Restating the imperial orthodoxy, Senate Armed Services Committee Chairman James Inhofe (R-Okla.) wished for all his fellow lawmakers to keep the empire running on gas. “The NDAA has become law every year for 59 years straight because it’s absolutely vital to our national security and our troops.” He hoped that all his “colleagues in Congress will join me in making sure our troops have the resources and equipment they need to defend this nation.”
The House Armed Services Committee Chairman Adam Smith (D-Wash.) is also keen to keep the machine moving, trumpeting a familiar militarist theme. “By choosing to veto the NDAA,” claimed Smith in a statement, “President Trump has made it clear that he does not care about the needs of our military personnel and their families.” Smith has become something of a golden boy for the military industrial complex, raking in donations from such defence contractors as Textron, a leading producer of cluster bombs.
Trump’s reasons for vetoing the bill are not philosophically rigorous or cerebrally hefty. But those opposing greater and deeper funds for the military industrial complex should always find some room to salute a commander-in-chief willing to obstruct the passage of bills that foster aggression and feed a complex that serves to hinder, rather than advance, security. Senator Rand Paul (R-Ky.) is happy to go along with delaying and blocking the NDAA. “I very much am opposed to the Afghan war, and I’ve told them [fellow senators] I’ll come back to try to prevent them from easily overriding the president’s veto.”

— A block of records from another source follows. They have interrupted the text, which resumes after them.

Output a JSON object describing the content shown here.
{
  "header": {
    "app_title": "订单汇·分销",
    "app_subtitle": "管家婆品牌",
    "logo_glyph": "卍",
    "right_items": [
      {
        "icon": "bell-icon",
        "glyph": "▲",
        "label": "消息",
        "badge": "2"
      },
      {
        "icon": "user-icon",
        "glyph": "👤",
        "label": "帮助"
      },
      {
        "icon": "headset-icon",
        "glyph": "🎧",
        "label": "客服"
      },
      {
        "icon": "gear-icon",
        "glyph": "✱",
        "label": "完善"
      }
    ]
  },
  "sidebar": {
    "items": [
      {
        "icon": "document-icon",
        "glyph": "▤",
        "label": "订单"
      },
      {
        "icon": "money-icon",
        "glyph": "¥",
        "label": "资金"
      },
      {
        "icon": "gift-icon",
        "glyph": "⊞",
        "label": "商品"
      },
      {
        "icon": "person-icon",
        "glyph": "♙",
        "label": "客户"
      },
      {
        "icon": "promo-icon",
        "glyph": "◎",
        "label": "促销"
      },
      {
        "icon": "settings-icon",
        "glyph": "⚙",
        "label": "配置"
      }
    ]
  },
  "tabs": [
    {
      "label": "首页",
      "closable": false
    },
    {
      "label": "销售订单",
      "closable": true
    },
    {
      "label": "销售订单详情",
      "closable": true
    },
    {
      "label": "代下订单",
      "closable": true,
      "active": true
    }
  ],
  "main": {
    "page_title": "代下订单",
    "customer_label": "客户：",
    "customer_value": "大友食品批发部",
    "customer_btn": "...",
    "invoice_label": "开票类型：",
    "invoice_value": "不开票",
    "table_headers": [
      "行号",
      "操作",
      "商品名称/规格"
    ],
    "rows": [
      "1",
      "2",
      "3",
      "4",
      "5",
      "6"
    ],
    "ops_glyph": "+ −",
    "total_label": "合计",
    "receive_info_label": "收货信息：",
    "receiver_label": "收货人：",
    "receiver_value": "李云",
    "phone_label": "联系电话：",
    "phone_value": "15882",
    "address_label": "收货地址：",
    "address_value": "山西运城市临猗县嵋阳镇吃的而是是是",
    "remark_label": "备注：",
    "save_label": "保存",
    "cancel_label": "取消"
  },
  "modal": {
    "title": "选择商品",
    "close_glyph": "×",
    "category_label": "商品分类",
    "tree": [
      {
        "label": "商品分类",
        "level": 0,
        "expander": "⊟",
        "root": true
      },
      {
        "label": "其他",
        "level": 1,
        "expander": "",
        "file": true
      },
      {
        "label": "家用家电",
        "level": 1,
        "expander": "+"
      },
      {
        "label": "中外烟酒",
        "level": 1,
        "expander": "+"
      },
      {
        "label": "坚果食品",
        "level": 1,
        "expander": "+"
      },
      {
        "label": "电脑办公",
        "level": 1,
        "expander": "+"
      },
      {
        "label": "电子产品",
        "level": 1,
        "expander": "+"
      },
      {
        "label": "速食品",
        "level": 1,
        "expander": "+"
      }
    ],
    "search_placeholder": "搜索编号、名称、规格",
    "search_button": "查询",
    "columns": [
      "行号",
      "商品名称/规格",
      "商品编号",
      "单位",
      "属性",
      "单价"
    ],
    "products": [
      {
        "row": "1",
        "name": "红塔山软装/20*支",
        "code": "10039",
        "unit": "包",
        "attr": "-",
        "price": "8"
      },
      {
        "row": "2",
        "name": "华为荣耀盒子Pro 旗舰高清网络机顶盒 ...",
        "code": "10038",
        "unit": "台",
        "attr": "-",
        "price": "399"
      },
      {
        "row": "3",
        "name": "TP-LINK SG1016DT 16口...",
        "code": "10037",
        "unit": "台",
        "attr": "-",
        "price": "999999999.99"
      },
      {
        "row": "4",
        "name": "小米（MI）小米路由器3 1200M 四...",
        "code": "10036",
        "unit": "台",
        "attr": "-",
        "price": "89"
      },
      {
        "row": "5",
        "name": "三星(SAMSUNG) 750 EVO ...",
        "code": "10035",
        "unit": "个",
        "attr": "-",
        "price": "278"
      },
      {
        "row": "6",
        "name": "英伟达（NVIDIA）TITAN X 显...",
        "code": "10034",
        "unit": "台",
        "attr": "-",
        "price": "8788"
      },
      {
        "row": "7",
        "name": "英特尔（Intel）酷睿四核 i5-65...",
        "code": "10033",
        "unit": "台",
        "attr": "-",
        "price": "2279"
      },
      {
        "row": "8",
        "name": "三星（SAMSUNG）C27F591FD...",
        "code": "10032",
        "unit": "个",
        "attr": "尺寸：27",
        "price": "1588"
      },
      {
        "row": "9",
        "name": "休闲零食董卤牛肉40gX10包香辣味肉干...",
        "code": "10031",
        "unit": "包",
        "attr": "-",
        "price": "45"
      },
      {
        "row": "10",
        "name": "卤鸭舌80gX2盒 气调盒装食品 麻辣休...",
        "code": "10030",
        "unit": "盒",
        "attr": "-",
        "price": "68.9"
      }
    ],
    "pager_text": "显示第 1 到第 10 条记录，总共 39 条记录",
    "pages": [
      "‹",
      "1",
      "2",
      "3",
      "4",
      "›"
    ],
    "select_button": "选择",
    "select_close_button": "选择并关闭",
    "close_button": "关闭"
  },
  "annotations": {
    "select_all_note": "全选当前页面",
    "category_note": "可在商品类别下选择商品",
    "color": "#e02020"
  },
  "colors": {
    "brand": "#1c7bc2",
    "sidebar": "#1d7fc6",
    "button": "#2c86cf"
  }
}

Congress, in the main, has no such wish. The bill is in step with the incoming Biden administration’s promise of a more meddlesome brand of US interventionism. Suitably bribed, the respective chambers have till before noon on January 3, 2021 to override the presidential veto, prior to the 117th Congress being sworn in. The House is already considering overriding the veto. Devotees of endless wars will be lobbying with determination and intent that this takes place.
Dr. Binoy Kampmark was a Commonwealth Scholar at Selwyn College, Cambridge. He lectures at RMIT University, Melbourne. Email: firstname.lastname@example.org